On the way back from Florida, we swung through North Carolina and visited some great old friends. Whilst the experience of catching up with people we used to spend significant amounts of (pre-kid) time with was fantastic this little side trip caused me some jarring realizations.
When we lived in this town (Wilson) the height of my cell phone tech was an Erickson T28, which was just a little less cool than the Motorola Startech that was out around the same time. No Facebook, no Flappy Birds and certainly no Google Maps. Even a portable GPS wasn't a low cost commodity at the time. And why did I need it? I could find my way from one side of the city to the other without a problem. Blindfold me and drop me pretty much anywhere and I could find my way home. Not that Wilson was huge but it's spread out enough and I knew it well.
Fast forward 10 years and I find myself arriving in Wilson, in the dark having been guided 600 mind numbing Interstate 95 miles from Florida. As we pulled off the Interstate I recognized road numbers and street names but it had been a while and so did not immediately recognize where I was. This spatial laziness, induced by total reliance on the 4" screen in front of me, dented my otherwise excellent record (and pride) in having a good sense of direction. Granted, new buildings had sprouted up, old ones torn down or repurposed and it was dark but really? I lived there for 6 years. When we were in Holland I drove straight to my childhood home (unaided) and the most advanced mode of transport I had driven there previously was a bycicle when I was 12 years old! Blind reliance on Google Maps turned off my awareness of landmarks and geography that would otherwise have guided to a destination I should be very familiar with.

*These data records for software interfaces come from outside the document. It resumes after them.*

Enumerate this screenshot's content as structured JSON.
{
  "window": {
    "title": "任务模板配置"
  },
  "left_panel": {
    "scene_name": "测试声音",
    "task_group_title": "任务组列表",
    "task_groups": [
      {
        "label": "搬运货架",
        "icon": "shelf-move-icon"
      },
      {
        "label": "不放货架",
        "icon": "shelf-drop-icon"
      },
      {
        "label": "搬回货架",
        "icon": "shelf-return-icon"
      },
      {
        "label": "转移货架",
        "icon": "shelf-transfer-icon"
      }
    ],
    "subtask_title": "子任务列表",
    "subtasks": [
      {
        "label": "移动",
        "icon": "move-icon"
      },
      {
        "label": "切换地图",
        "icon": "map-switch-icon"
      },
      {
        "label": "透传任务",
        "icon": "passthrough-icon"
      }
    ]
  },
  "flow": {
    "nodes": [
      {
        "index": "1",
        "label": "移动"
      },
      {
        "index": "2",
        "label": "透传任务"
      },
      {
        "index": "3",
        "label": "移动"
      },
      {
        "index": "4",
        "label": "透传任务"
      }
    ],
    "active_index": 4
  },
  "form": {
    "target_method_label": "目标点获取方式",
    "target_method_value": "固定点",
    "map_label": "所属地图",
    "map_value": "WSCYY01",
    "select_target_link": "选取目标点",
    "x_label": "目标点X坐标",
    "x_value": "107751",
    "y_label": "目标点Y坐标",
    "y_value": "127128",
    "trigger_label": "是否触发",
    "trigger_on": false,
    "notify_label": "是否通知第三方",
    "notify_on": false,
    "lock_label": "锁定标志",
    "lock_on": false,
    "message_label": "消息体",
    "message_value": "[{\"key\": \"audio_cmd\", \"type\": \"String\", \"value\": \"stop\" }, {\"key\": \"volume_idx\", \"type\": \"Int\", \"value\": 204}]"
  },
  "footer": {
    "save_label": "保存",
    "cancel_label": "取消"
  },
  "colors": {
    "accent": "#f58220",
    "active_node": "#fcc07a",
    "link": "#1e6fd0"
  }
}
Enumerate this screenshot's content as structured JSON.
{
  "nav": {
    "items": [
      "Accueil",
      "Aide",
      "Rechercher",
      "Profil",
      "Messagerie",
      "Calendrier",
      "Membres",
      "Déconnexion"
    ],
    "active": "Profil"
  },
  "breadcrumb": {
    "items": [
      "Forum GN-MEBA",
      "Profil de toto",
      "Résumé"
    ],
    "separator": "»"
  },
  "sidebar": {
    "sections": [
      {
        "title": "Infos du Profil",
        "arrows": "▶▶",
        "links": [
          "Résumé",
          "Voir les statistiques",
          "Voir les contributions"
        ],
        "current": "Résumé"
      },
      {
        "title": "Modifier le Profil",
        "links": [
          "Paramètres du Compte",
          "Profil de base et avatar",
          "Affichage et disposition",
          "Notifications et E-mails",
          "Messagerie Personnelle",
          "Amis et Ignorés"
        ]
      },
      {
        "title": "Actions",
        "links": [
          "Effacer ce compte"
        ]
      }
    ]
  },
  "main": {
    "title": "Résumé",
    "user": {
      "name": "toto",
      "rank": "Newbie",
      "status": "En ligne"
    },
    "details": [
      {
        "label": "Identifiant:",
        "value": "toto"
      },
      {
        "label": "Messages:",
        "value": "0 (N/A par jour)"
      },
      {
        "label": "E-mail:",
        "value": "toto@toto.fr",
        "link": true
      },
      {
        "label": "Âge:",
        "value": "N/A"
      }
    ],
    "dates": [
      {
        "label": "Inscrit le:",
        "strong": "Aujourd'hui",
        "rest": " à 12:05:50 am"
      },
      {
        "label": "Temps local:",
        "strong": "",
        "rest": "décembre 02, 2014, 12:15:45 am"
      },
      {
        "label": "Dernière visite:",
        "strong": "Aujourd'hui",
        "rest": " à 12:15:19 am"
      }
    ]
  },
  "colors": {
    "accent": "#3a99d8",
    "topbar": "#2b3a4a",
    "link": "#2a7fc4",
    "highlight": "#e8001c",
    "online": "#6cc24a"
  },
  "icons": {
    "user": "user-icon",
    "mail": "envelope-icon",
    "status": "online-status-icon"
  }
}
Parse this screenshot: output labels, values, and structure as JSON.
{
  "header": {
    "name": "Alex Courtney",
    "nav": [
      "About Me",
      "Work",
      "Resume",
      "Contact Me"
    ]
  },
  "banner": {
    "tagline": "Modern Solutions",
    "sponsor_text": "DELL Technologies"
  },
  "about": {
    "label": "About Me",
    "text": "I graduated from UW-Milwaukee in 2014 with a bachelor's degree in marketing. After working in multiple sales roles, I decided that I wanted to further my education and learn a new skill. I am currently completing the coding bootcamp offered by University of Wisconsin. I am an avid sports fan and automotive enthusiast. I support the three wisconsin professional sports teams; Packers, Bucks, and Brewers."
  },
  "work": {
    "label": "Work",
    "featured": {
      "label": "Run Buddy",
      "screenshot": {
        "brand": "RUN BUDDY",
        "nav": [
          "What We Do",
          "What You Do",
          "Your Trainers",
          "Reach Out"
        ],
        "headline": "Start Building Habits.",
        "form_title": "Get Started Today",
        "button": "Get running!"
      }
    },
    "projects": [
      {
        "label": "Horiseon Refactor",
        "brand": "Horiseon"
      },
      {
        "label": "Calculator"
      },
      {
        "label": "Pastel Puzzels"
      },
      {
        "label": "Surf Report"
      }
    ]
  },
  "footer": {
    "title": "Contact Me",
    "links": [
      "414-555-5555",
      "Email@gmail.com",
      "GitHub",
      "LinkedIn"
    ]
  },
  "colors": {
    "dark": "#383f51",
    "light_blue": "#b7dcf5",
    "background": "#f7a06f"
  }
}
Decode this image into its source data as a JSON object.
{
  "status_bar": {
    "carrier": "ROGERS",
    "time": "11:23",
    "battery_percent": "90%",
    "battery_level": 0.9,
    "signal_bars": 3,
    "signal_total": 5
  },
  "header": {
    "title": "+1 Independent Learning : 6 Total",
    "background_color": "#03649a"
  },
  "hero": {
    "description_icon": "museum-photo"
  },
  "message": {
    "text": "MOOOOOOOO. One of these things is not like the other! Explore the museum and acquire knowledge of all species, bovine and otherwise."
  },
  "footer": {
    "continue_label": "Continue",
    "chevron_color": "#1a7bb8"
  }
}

The second in my face demonstration of technological "development" was the realization of just how much social media isolates us from our friends. Seeing our wonderful old partners in crime again, after having moved away, had kids (both couples) and other significant life changes, made all the Facebook status updates pale in comparison to the visceral experience of spending time together. A Facebook timeline does not and did not make me realize how much I had missed my friends. Indeed, how much I had missed. Sure, I had followed along with the posts on vacations, kids sporting events, exclamations of enjoyable weather or food. But what of the gaps of life inbetween posts? What about the less carefully curated "status updates" we frequently shared over food, wine and beer? When we shared not only our successes but our fears, hopes and wishes (and maybe just a little Rick Springfield). Where did those go when we moved away? Where do they go to now once we've Liked and commented?
Seeing our friends again was a little like coming home. Not necessarily in the physical sense but in the heart and spirit. That's something that social media cannot create, at least not yet. I, like many I have spoken to, attest to the benefits of Facebook for "keeping up" with our friends and family. But I should not forget that it won't replace the dynamic back and forth of live conversation, of immediately seeing the reaction to a joke or a hurt, to sharing in common community with people we love. That's seems easy for me to forget as I scroll though the daily news feed instead of picking up the phone or taking a road trip.